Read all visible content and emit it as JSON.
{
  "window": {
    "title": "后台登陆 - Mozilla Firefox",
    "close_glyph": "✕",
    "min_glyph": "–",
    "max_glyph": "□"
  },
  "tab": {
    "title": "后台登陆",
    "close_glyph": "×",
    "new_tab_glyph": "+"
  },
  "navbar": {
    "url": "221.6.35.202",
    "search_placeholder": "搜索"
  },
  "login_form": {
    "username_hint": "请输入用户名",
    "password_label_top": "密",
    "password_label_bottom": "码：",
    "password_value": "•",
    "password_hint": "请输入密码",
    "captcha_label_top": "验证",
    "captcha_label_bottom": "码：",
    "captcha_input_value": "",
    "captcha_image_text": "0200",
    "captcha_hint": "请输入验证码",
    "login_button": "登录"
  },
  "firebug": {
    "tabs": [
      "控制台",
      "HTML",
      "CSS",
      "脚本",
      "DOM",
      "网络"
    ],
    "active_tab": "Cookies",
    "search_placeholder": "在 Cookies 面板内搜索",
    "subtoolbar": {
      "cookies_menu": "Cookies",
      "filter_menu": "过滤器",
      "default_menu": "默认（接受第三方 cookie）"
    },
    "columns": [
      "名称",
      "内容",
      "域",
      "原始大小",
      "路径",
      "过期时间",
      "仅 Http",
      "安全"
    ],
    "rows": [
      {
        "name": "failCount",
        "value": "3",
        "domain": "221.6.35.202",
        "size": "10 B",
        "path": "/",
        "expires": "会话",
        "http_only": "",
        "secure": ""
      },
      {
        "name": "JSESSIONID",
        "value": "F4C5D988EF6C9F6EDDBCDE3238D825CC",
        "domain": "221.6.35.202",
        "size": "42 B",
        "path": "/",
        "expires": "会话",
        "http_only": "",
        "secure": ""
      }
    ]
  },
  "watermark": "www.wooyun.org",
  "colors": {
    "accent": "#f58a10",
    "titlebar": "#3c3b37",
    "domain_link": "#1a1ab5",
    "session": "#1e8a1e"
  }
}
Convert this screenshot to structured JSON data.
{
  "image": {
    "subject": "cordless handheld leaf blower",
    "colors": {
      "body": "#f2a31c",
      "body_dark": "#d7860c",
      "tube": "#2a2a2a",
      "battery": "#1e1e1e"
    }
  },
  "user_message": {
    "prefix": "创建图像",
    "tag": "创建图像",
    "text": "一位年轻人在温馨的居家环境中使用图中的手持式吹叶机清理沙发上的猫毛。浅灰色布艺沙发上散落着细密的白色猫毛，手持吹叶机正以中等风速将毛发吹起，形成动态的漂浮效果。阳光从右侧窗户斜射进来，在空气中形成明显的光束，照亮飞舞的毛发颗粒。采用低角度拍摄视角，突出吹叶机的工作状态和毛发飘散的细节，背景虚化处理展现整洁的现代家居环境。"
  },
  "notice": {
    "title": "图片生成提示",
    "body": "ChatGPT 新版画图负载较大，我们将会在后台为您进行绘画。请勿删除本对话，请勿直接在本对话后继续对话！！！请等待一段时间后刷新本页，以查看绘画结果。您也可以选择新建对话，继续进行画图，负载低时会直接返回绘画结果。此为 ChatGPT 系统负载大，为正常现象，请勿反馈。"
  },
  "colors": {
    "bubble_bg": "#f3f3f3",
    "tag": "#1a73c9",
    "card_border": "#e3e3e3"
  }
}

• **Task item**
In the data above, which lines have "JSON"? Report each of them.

• **Expected answer**
Read all visible content and emit it as JSON.
Convert this screenshot to structured JSON data.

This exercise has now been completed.